The Wildlife Commission does not manage Hiwassee Reservoir actively for striped bass, but Wheeler said that he has had several encounters with large stripers in some of his fish-sampling work.
“Some anglers also are aware of these very large, but rare, fish,” Wheeler said. “They’ll actively target them in Hiwassee.”
However, most Hiwassee anglers, like Shields, prefer fishing for largemouth bass and smallmouth bass.
Shields’ record is unique in that it not only breaks the freshwater state record, but also exceeds the current saltwater state record as well. That striper, which was caught off Oregon Inlet in 2011, weighed 64 pounds, according to the N.C. Division of Marine Fisheries, which recognizes state records of fish only from oceans, estuaries and coastal rivers.
To qualify for a N.C. Freshwater Fish State Record, anglers must have caught the fish by rod and reel or cane pole, have the fish weighed on a scale certified by the N.C. Department of Agriculture, witnessed by one observer, have the fish identified by a fisheries biologist from the Commission, and submit an application with a full, side-view photo of the fish.
For a list of all freshwater fish state records in North Carolina or more information on the State Record Fish Program, click here . For more information on fishing in public, inland waters, www.ncwildlife.org/fishing  or call the Division of Inland Fisheries, 919-707-0220.

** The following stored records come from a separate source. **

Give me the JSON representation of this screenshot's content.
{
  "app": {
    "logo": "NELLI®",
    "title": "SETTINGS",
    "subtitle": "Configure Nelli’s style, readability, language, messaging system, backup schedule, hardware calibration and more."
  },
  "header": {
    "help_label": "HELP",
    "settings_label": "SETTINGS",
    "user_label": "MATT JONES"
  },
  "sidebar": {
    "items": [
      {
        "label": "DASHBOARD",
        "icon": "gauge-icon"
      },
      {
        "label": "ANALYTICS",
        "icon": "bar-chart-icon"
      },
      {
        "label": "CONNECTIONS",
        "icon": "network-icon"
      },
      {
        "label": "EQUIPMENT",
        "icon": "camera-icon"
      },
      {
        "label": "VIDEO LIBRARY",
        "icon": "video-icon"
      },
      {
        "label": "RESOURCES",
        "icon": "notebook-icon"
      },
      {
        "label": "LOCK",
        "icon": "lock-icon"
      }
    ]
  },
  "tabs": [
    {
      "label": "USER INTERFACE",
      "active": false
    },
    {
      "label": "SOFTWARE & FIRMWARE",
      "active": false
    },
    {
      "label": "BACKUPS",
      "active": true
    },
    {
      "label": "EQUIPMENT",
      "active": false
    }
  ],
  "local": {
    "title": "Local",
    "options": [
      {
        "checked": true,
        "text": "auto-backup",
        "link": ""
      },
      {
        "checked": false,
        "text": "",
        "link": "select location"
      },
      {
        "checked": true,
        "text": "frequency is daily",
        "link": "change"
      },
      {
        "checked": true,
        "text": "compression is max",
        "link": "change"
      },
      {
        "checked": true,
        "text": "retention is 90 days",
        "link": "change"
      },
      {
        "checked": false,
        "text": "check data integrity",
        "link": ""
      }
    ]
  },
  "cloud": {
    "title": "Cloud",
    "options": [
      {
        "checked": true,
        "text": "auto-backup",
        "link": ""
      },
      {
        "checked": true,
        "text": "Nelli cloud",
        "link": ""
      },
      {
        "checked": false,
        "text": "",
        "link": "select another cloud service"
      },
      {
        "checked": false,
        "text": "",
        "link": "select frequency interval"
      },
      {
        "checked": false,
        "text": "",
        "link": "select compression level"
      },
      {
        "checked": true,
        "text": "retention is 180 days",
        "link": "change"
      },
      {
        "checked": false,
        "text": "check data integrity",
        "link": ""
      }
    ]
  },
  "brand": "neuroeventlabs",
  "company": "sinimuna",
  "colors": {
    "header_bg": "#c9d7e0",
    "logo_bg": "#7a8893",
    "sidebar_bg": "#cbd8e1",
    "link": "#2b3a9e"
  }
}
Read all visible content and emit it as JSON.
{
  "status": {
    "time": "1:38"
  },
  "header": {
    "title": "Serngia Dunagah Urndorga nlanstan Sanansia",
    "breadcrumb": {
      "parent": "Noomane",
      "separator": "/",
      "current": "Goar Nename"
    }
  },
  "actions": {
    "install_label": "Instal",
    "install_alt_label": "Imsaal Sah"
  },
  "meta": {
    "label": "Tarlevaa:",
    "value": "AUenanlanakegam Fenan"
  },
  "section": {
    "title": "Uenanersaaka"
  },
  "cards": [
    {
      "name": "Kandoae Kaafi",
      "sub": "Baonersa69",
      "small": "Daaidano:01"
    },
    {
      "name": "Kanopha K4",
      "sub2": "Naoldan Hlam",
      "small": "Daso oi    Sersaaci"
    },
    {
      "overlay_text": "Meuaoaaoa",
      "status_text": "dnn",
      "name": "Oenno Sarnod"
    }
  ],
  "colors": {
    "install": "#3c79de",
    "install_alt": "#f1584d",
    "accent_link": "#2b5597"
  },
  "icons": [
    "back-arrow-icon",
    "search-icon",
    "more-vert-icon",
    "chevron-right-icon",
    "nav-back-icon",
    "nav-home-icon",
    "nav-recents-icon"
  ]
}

For more information on fishing in public, inland waters, visit www.ncwildlife.org/fishing .